Start things off right... if your children are currently enrolled
in public school, you must notify the Northwest Regional ESD of your intent to homeschool by filling out the NW ESD Notification Form. It's also important to give the school a call and let them know that your children will not be returning.
You'll find this step by step guide to working with the district
helpful, especially if things start to get a little messy...
- You have the right to any information you require (district policies, your child's student files,
meeting minutes, etc.). Ask for copies from the district office or school.
- First, try to work things out with the staff. Then move on to the principal, the
superintendent and finally the school board.
- Keep all correspondence and phone calls positive and encouraging. You won't get very far
if you point fingers and demand results.
- Document the steps you take and keep everything in chronological order.
- Be very clear and state the results you want.
- Avoid writing letters to the editor. You may alienate
the very people who can help resolve your concerns.
- If you decide to take your issue to the school board, do your homework ahead
- Contact each board member by phone. Tell them who you are and what you want and ask for
their support. This gives you advance notice about what to expect at the meeting and helps prepare the board members
for the upcoming discussion. If you can gain support from 3 of the 5 board members, you have a very good chance for
a positive outcome.
- Contact the board secretary and ask her to place your item on the agenda for the next
board meeting. This step is very important! Only items on the agenda may be voted on during the meeting.
(There is a portion of the meeting that is set aside for public comment and you will have your time to speak. The
board chairman will thank you and move on to the next person.) If there isn't time to be placed on the agenda,
you can ask a supportive board member to make a motion to add it to the agenda for discussion during the meeting.
- Provide copies of all supporting data to the board members, the superintendent, the
board secretary and the press.
- If there are other people who have the same issue, work together as a group. This
is very powerful.
- During the board meeting, show support of people who speak out in favor of your issue by clapping
and cheering in a polite manner.
- If you find your temper flaring up, step out of the room until you can gain your composure.
- It sometimes takes many months for the board to make a decision. Persistence is the key.

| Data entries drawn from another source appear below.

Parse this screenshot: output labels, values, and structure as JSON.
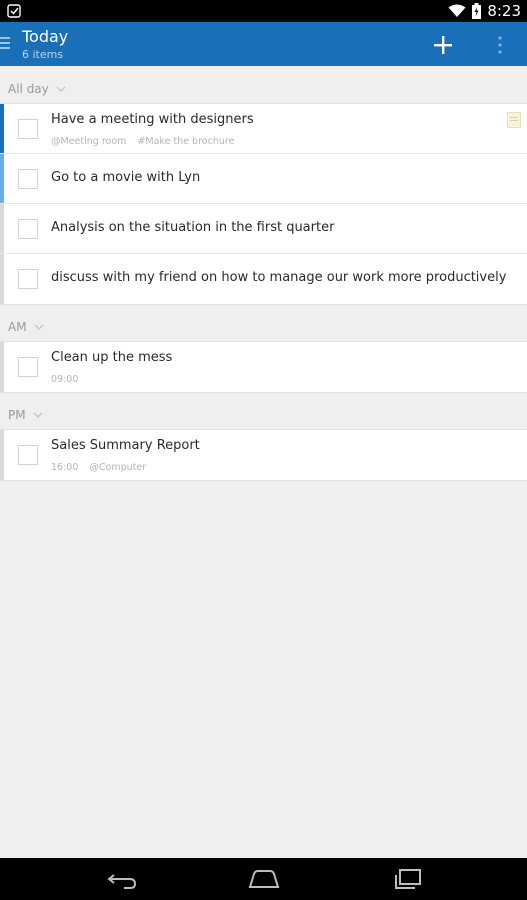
{
  "status_bar": {
    "time": "8:23",
    "icons": [
      "app-check-icon",
      "wifi-icon",
      "battery-icon"
    ]
  },
  "app_bar": {
    "title": "Today",
    "subtitle": "6 items",
    "icons": [
      "menu-icon",
      "add-icon",
      "overflow-menu-icon"
    ],
    "color": "#1a6fb9"
  },
  "sections": [
    {
      "label": "All day",
      "tasks": [
        {
          "title": "Have a meeting with designers",
          "meta": [
            "@Meeting room",
            "#Make the brochure"
          ],
          "stripe_color": "#1a6fb9",
          "has_note": true
        },
        {
          "title": "Go to a movie with Lyn",
          "meta": [],
          "stripe_color": "#6aaee8",
          "has_note": false
        },
        {
          "title": "Analysis on the situation in the first quarter",
          "meta": [],
          "stripe_color": "#d9d9d9",
          "has_note": false
        },
        {
          "title": "discuss with my friend on how to manage our work more productively",
          "meta": [],
          "stripe_color": "#d9d9d9",
          "has_note": false
        }
      ]
    },
    {
      "label": "AM",
      "tasks": [
        {
          "title": "Clean up the mess",
          "meta": [
            "09:00"
          ],
          "stripe_color": "#d9d9d9",
          "has_note": false
        }
      ]
    },
    {
      "label": "PM",
      "tasks": [
        {
          "title": "Sales Summary Report",
          "meta": [
            "16:00",
            "@Computer"
          ],
          "stripe_color": "#d9d9d9",
          "has_note": false
        }
      ]
    }
  ],
  "nav_bar": {
    "icons": [
      "back-icon",
      "home-icon",
      "recents-icon"
    ]
  }
}
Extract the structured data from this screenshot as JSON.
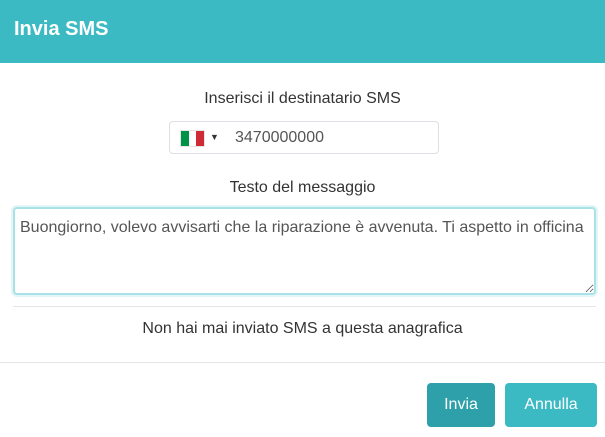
{
  "dialog": {
    "title": "Invia SMS"
  },
  "recipient": {
    "label": "Inserisci il destinatario SMS",
    "country": "it",
    "flag_colors": [
      "#009246",
      "#ffffff",
      "#ce2b37"
    ],
    "caret": "▼",
    "phone_value": "3470000000"
  },
  "message": {
    "label": "Testo del messaggio",
    "value": "Buongiorno, volevo avvisarti che la riparazione è avvenuta. Ti aspetto in officina"
  },
  "history_note": "Non hai mai inviato SMS a questa anagrafica",
  "footer": {
    "send_label": "Invia",
    "cancel_label": "Annulla"
  },
  "colors": {
    "header": "#3bbac3",
    "send_button": "#2da0a9",
    "cancel_button": "#3bbac3"
  }
}
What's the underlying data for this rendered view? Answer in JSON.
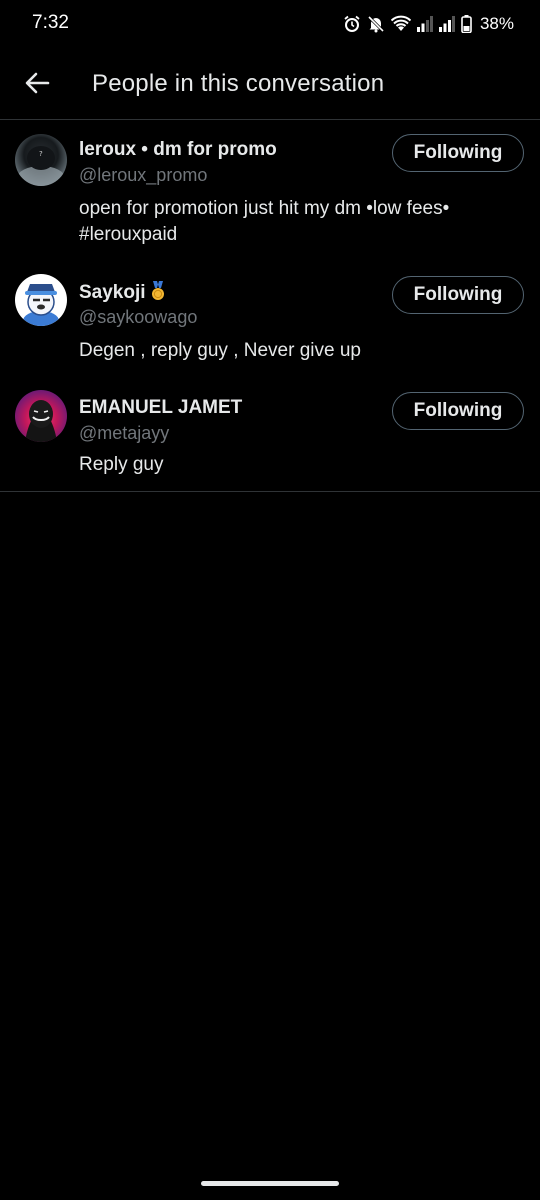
{
  "status_bar": {
    "time": "7:32",
    "battery": "38%",
    "icons": [
      "alarm-icon",
      "mute-icon",
      "wifi-icon",
      "signal-icon",
      "signal-icon",
      "battery-icon"
    ]
  },
  "header": {
    "title": "People in this conversation",
    "back_icon": "arrow-left-icon"
  },
  "users": [
    {
      "name": "leroux • dm for promo",
      "handle": "@leroux_promo",
      "bio": "open for promotion just hit my dm •low fees• #lerouxpaid",
      "follow_label": "Following"
    },
    {
      "name": "Saykoji",
      "handle": "@saykoowago",
      "bio": "Degen , reply guy , Never give up",
      "follow_label": "Following",
      "badge": "medal-icon"
    },
    {
      "name": "EMANUEL JAMET",
      "handle": "@metajayy",
      "bio": "Reply guy",
      "follow_label": "Following"
    }
  ],
  "colors": {
    "background": "#000000",
    "text_primary": "#e7e9ea",
    "text_secondary": "#71767b",
    "divider": "#2f3336",
    "button_border": "#536471"
  }
}
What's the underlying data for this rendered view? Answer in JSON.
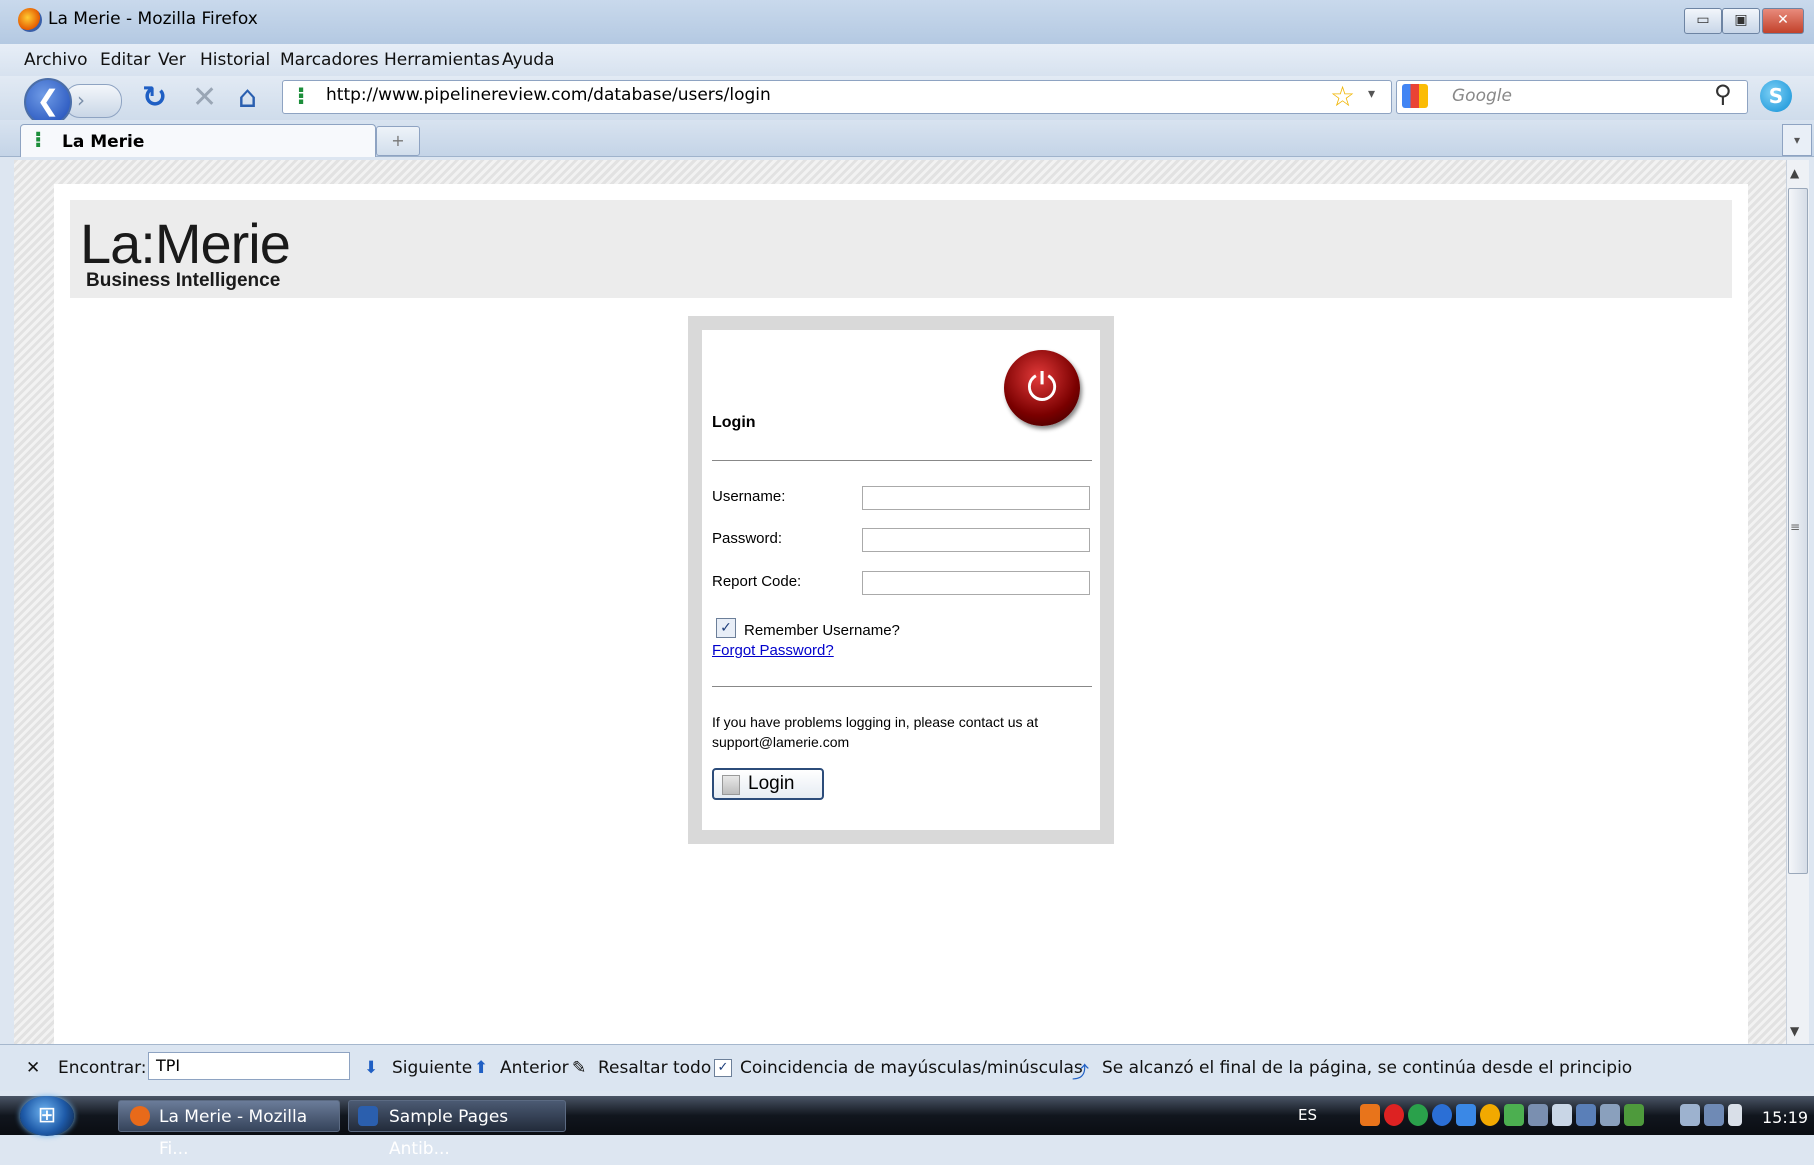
{
  "window": {
    "title": "La Merie - Mozilla Firefox",
    "minimize": "▭",
    "maximize": "▣",
    "close": "✕"
  },
  "menubar": {
    "items": [
      "Archivo",
      "Editar",
      "Ver",
      "Historial",
      "Marcadores",
      "Herramientas",
      "Ayuda"
    ]
  },
  "nav": {
    "url": "http://www.pipelinereview.com/database/users/login",
    "search_placeholder": "Google",
    "icons": {
      "back": "back-arrow-icon",
      "forward": "forward-arrow-icon",
      "reload": "reload-icon",
      "stop": "stop-icon",
      "home": "home-icon",
      "star": "bookmark-star-icon",
      "search": "magnifier-icon"
    },
    "glyphs": {
      "back": "❮",
      "forward": "›",
      "reload": "↻",
      "stop": "✕",
      "home": "⌂",
      "star": "☆",
      "dropdown": "▾",
      "search": "⚲",
      "site": "⁝",
      "skype": "S"
    }
  },
  "tabs": {
    "active_label": "La Merie",
    "new_tab": "+",
    "tab_list": "▾"
  },
  "page": {
    "logo_main": "La:Merie",
    "logo_sub": "Business Intelligence",
    "login": {
      "title": "Login",
      "username_label": "Username:",
      "password_label": "Password:",
      "report_code_label": "Report Code:",
      "username_value": "",
      "password_value": "",
      "report_code_value": "",
      "remember_label": "Remember Username?",
      "remember_checked": true,
      "forgot_link": "Forgot Password?",
      "help_text_1": "If you have problems logging in, please contact us at",
      "help_text_2": "support@lamerie.com",
      "button_label": "Login",
      "power_glyph": "⏻",
      "check_glyph": "✓"
    }
  },
  "scrollbar": {
    "up": "▲",
    "down": "▼",
    "grip": "≡"
  },
  "findbar": {
    "close": "✕",
    "label": "Encontrar:",
    "value": "TPI",
    "next": "Siguiente",
    "prev": "Anterior",
    "highlight": "Resaltar todo",
    "match_case": "Coincidencia de mayúsculas/minúsculas",
    "match_case_checked": true,
    "status": "Se alcanzó el final de la página, se continúa desde el principio",
    "glyphs": {
      "next": "⬇",
      "prev": "⬆",
      "highlight": "✎",
      "status": "⤴"
    }
  },
  "taskbar": {
    "start_glyph": "⊞",
    "items": [
      "La Merie - Mozilla Fi...",
      "Sample Pages Antib..."
    ],
    "language": "ES",
    "time": "15:19",
    "colors": {
      "firefox": "#e86a1a",
      "word": "#2b5fae"
    }
  }
}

Go to every board meeting and work session until your issue is resolved. And always stay after
their executive sessions... they sometimes will vote on issues at the end of the evening.
- If all else fails... get your pen out and let the community know of your concerns.
Then, try again in a few months or a year.
- Persistence, Persistence, Persistence!
For additional help and advice on working with the district contact former board member Kate
When you approach the school board, remember the fruitcake law as
you plan your presentation:
1 person = a fruitcake
2 people = a fruitcake
and a friend
3 people = troublemakers
5 people = let's have a meeting
10 people = we'd better
25 people = our dear friends
50 people = a powerful organization